Very quickly, the Bar became a social centre in the days of only a few telephones, never mind the Internet. Messages were left at the Bar by families back in Italy advising of births, deaths and marriages. The scores of all important football matches could be discovered and jobs were found by word of mouth among the customers, when work was scarce for those of an Italian background. Waiters in between shifts would sit and tell stories of back home, in the one place that felt like home.

Style wise, the Bar Italia was state of the art upon opening and, very little of what you see today 70 years on has changed. The famous terrazzo floor, over which millions of pairs of feet have walked, was laid by the family’s Uncle Torino, and the distinctive Formica is the same more or less from when first installed. Sure, it has been remodelled a few times, after all 70 years is a very long time, but the family have been careful to not tinker too much with it.

Along with the neon clock and the blue plaque dedicated to John Logie Baird, who discovered television in a flat above the Bar in 1926, both situated on the front of the building, the most iconinc item on show has to to be the poster of one time world heavyweight boxing champion, Italian American Rocky Marciano, which hangs behind the counter.

Rocky was in London in the mid 1960s, and befriended Lou and Caternia’s son Nino, Antonio’s father. Rocky told Nino he was fed up of hotel food and longed for good old fashioned Italian home cooking. Nino took him to his Caterina’s house where she served up Risotto and Polenta and some home made wine. Rocky was content and slept for a few hours after.

When he sadly died in a plane accident in the Sumer of 1969, Rocky’s wife Barbara sent over the poster in the same year, as a token of friendship and a thank you to the Polledri family for looking after her husband on his visit. It has hung in the Bar ever since.

As mentioned earlier, football is a big part of the life of the Bar.

‘La Domenica Sportiva’ and all that.

As we all know, no other sporting occasion captures the public’s imagination like the football World Cup. Take for example, 1982. One old television and no air conditioning was not a good combination with a Bar packed to the rafters full of Italians shouting and willing their country on.

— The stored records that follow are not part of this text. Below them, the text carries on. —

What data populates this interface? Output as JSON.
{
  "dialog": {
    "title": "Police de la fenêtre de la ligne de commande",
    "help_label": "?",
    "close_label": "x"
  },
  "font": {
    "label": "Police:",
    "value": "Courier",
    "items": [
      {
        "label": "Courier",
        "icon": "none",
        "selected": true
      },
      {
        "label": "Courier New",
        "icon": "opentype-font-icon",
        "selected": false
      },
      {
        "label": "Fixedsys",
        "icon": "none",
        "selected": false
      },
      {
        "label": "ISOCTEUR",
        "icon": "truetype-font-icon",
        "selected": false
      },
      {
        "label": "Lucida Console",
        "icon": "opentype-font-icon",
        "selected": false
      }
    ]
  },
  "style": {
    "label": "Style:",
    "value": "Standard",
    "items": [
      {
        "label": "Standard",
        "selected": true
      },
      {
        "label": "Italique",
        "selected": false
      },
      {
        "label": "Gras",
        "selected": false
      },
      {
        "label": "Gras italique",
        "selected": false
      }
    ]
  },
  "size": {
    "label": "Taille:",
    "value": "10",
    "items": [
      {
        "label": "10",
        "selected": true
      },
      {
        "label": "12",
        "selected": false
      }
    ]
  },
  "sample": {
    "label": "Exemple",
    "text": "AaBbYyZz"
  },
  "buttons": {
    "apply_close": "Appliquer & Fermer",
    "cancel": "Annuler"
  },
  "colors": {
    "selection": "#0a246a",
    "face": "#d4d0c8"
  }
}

The humidity then killed the telly. The customers then wanted to kill Antonio, who was standing there in his white apron. Thinking life preservation, he very quickly borrowed a television from Bianchi’s next door.

Good job he did, as the Italian team went on to win the cup.  Pasta was then thrown out of the windows like confetti to celebrate with the large crowd below crowded in the street.

There was even a bigger crowd for the final again featuring Italy in 1994. So big in fact that it made the front page of the following days newspapers.

Along with football, the other sport loved by the Bar is cycling, with both the Giro d’Italia and The Tour De France shown live daily. Riders, Mark Cavendish, David Millar and Sir Bradley Wiggins are all regulars in the Bar, both as punters and friends of the family.

Famous faces from TV and film come and go in the Bar too, from   Francis Ford Coppola to Dustin Hoffman, Paul Weller to Martin Freeman, but the owner’s value their regulars, those who pop in for their daily fix of coffee before, during or after their days work or play.

I always say when Bar Italia closes, Soho will be finally finished. It is simply an institution.

Lets hope and pray that day never comes.

The Mumper of SE5

Mumper Photograph by Tony Briggs